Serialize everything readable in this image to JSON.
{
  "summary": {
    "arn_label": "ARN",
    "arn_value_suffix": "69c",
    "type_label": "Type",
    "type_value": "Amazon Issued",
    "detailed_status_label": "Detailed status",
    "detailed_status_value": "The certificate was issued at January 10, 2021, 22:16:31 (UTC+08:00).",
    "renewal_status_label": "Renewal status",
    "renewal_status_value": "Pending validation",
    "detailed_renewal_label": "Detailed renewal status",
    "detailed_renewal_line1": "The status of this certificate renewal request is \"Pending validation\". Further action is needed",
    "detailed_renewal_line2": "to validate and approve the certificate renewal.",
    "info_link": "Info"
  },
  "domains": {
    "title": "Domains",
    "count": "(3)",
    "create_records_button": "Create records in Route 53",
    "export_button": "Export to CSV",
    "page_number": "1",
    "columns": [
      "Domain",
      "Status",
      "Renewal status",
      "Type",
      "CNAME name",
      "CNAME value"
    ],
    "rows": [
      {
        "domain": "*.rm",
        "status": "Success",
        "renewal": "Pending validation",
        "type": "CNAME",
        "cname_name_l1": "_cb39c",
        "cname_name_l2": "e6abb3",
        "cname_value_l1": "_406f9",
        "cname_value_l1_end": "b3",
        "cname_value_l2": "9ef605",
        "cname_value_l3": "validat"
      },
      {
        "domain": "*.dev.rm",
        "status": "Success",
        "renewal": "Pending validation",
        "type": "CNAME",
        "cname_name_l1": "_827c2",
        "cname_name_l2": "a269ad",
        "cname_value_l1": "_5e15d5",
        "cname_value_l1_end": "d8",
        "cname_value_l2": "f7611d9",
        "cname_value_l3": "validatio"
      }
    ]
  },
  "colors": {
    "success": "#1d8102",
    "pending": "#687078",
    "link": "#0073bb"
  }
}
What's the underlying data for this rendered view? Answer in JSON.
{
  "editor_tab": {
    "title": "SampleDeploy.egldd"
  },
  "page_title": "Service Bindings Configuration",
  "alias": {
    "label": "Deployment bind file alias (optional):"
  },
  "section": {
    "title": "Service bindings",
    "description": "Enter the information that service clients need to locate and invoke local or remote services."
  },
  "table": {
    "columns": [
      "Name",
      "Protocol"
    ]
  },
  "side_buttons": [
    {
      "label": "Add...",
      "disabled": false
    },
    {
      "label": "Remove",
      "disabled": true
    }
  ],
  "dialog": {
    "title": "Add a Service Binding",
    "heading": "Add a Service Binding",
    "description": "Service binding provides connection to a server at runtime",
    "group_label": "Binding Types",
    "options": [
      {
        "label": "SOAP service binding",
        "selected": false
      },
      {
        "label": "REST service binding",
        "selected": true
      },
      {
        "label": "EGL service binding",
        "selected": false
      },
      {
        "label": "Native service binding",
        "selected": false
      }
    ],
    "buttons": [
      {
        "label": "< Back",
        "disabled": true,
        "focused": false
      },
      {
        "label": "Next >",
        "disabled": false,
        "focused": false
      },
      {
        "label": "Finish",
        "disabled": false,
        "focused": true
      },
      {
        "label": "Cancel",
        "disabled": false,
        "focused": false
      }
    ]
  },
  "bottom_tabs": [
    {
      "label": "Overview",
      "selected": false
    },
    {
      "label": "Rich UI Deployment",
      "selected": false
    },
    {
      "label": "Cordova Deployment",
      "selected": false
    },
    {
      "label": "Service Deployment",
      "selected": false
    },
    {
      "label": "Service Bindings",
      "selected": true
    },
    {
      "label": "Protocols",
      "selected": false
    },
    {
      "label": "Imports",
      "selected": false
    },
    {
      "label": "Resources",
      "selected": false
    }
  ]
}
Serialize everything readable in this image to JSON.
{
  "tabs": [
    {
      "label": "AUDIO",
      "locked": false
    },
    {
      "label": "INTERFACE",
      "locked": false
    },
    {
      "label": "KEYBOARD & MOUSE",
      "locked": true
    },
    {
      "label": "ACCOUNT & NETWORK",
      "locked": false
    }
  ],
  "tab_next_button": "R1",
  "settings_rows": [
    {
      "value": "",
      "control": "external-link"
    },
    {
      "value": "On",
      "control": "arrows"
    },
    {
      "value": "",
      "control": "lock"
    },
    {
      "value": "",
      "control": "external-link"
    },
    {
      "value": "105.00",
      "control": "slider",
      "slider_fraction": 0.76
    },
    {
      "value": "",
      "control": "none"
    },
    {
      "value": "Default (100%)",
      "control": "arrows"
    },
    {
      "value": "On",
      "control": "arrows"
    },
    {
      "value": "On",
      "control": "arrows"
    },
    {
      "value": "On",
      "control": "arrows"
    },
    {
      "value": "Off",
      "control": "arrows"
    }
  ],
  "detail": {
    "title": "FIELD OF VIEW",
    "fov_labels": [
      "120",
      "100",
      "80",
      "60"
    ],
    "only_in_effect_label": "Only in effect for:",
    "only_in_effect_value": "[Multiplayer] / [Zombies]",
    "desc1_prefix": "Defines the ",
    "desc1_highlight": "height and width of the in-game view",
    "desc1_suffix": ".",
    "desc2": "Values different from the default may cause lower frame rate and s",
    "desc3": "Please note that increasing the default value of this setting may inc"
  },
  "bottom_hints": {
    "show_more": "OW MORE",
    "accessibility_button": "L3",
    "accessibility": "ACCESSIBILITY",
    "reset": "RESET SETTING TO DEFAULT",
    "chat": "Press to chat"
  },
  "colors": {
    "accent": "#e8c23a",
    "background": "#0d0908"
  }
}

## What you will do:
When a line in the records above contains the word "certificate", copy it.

## Reply:
    "detailed_status_value": "The certificate was issued at January 10, 2021, 22:16:31 (UTC+08:00).",
    "detailed_renewal_line1": "The status of this certificate renewal request is \"Pending validation\". Further action is needed",
    "detailed_renewal_line2": "to validate and approve the certificate renewal.",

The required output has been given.